Thousands of protesters took to the streets of Belarus on Sunday as they sought to keep the pressure on President Alexander Lukashenko over his contested re-election.
In the capital Minsk, Lukashenko’s critics staged a number of scattered protests across the city, with some groups numbering a few dozen participants and others a few hundred.
The Viasna rights group said more than 30 people were detained in Minsk and other cities.
Police with dogs patrolled the streets as authorities deployed troops and water cannon.
Since Lukashenko’s disputed re-election to a sixth term in August, Belarus has been caught in its most serious political crisis in modern history, with protesters taking to the streets and authorities cracking down on the opposition.
For months tens of thousands of people staged a massive march through Minsk but protesters have over the past few weeks changed their tactics to avoid large-scale detentions by instead turning up for numerous smaller protests across town.
Lukashenko’s opponents claim the polls were rigged and that political novice Svetlana Tikhanovskaya, who ran in place of her jailed husband, was the true winner.
Tikhanovskaya, who is in exile in neighbouring Lithuania, praised all those who kept taking to the streets.
“The whole world sees the protest movement in Belarus,” the 38-year-old said ahead of Sunday’s rallies.
“Every new march does not allow the regime to lie that the protests are over.”
From Sunday Belarus temporarily closed its land borders in a move authorities said was aimed at curbing the spread of the coronavirus but the opposition views as a further clampdown on dissent.

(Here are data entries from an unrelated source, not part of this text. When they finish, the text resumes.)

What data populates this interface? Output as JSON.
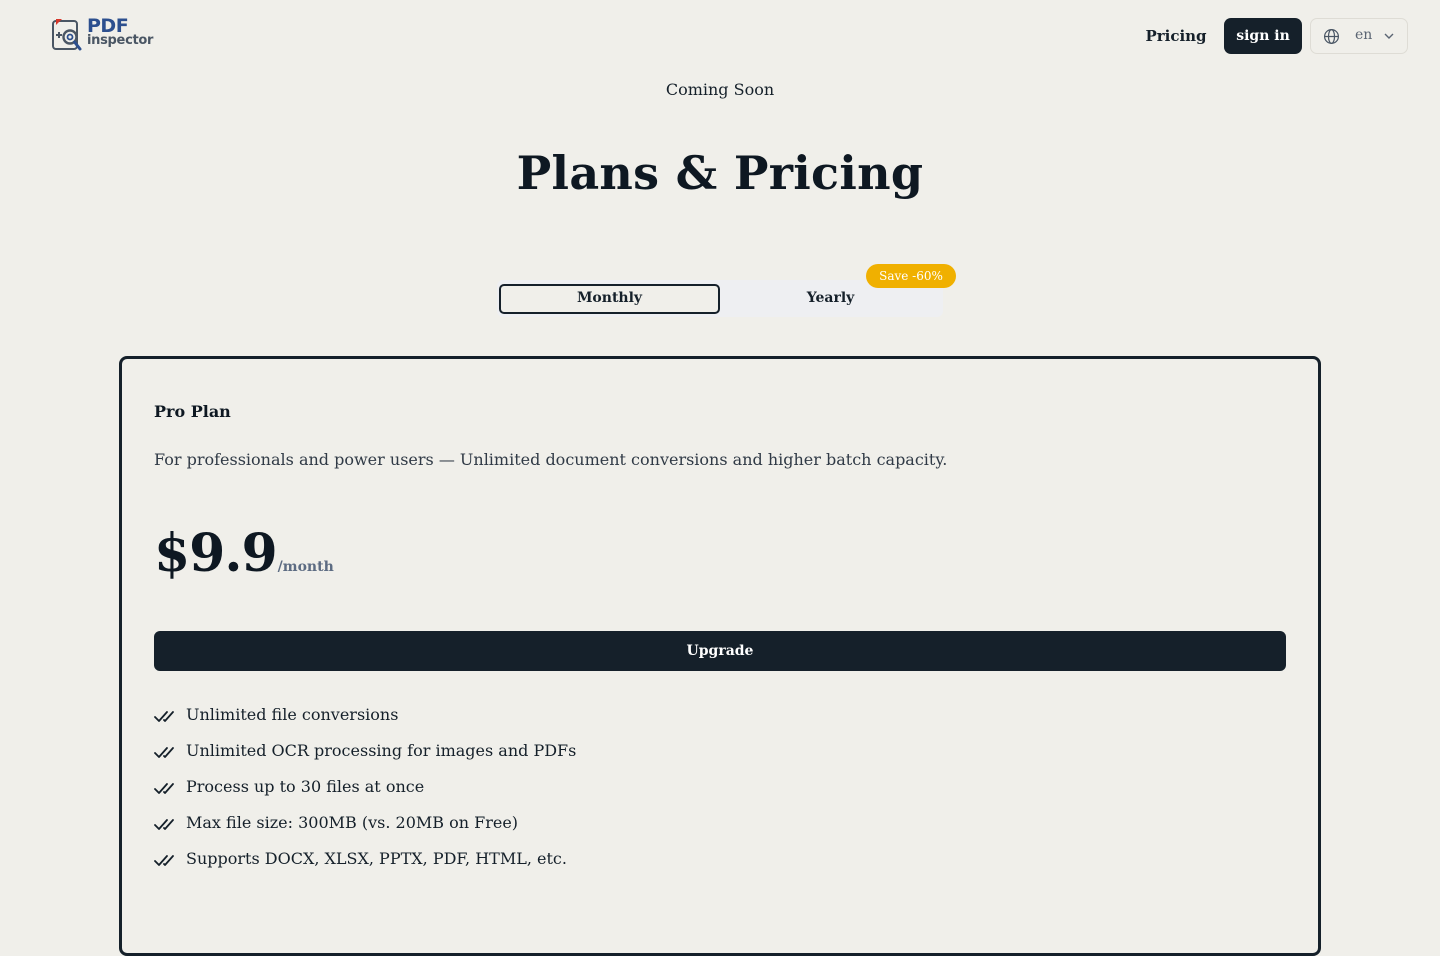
{
  "header": {
    "logo": {
      "line1": "PDF",
      "line2": "inspector"
    },
    "nav_pricing": "Pricing",
    "signin_label": "sign in",
    "language": {
      "selected": "en"
    }
  },
  "hero": {
    "eyebrow": "Coming Soon",
    "title": "Plans & Pricing"
  },
  "billing_toggle": {
    "options": [
      "Monthly",
      "Yearly"
    ],
    "selected": "Monthly",
    "badge": "Save -60%"
  },
  "plan": {
    "name": "Pro Plan",
    "description": "For professionals and power users — Unlimited document conversions and higher batch capacity.",
    "price": "$9.9",
    "period": "/month",
    "cta": "Upgrade",
    "features": [
      "Unlimited file conversions",
      "Unlimited OCR processing for images and PDFs",
      "Process up to 30 files at once",
      "Max file size: 300MB (vs. 20MB on Free)",
      "Supports DOCX, XLSX, PPTX, PDF, HTML, etc."
    ]
  },
  "colors": {
    "background": "#f0efea",
    "primary_dark": "#15202a",
    "badge": "#f0b000",
    "logo_blue": "#2c4f8e"
  }
}
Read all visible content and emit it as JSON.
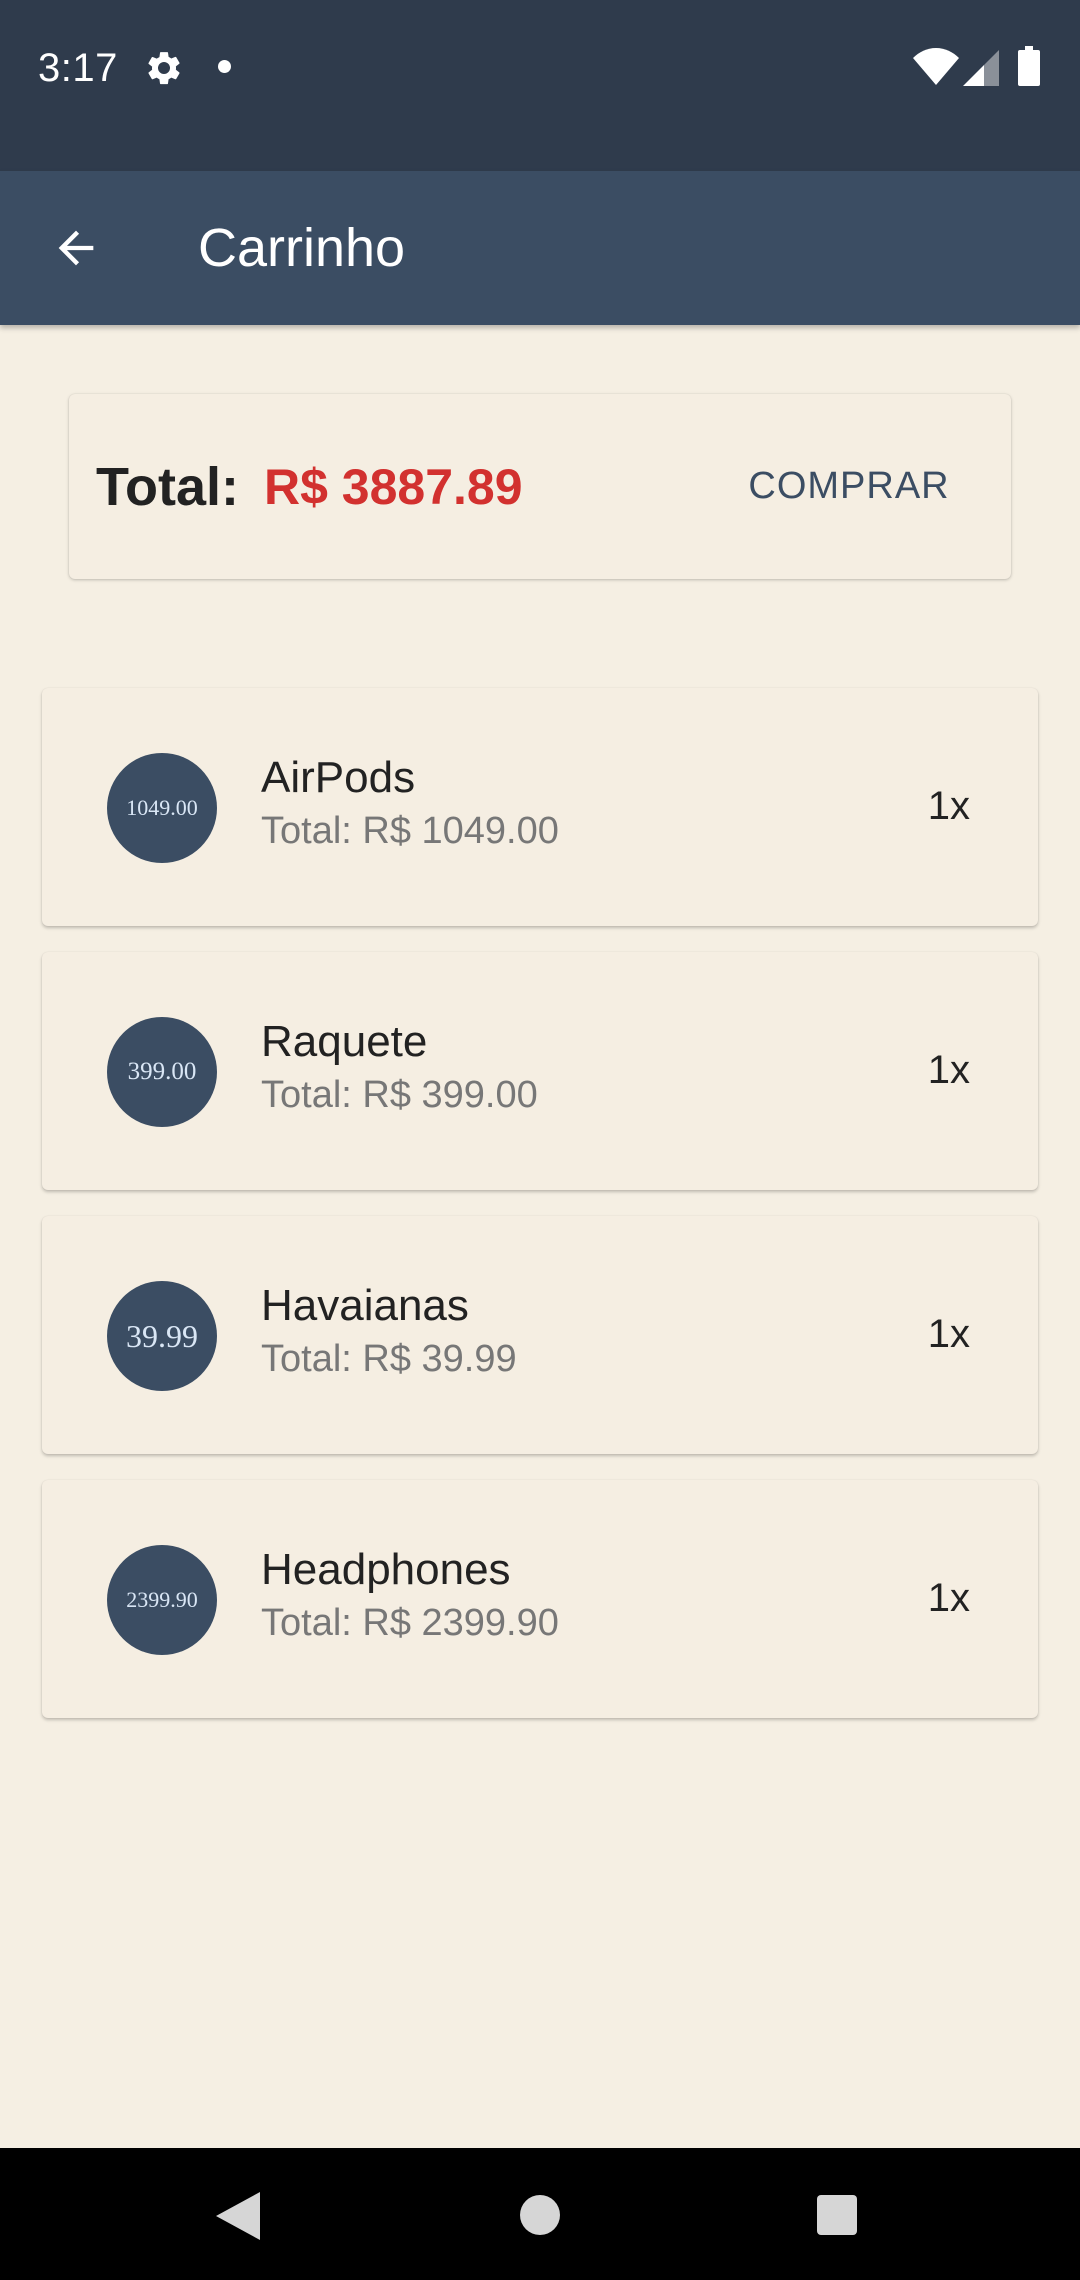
{
  "status_bar": {
    "time": "3:17",
    "icons": [
      "gear-icon",
      "notification-dot-icon",
      "wifi-icon",
      "signal-icon",
      "battery-icon"
    ]
  },
  "app_bar": {
    "title": "Carrinho",
    "back_icon": "arrow-left-icon"
  },
  "summary": {
    "total_label": "Total:",
    "total_value": "R$ 3887.89",
    "buy_label": "COMPRAR"
  },
  "items": [
    {
      "avatar_text": "1049.00",
      "name": "AirPods",
      "total": "Total: R$ 1049.00",
      "qty": "1x"
    },
    {
      "avatar_text": "399.00",
      "name": "Raquete",
      "total": "Total: R$ 399.00",
      "qty": "1x"
    },
    {
      "avatar_text": "39.99",
      "name": "Havaianas",
      "total": "Total: R$ 39.99",
      "qty": "1x"
    },
    {
      "avatar_text": "2399.90",
      "name": "Headphones",
      "total": "Total: R$ 2399.90",
      "qty": "1x"
    }
  ],
  "nav_bar": {
    "icons": [
      "back-triangle-icon",
      "home-circle-icon",
      "recents-square-icon"
    ]
  },
  "colors": {
    "status_bar": "#2f3b4c",
    "app_bar": "#3b4d63",
    "background": "#f5efe3",
    "total_value": "#d2312f",
    "avatar": "#3b4d63"
  }
}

Belarus nationals and foreigners who hold temporary or permanent residency will not be able to leave the country via land border checkpoints starting Sunday.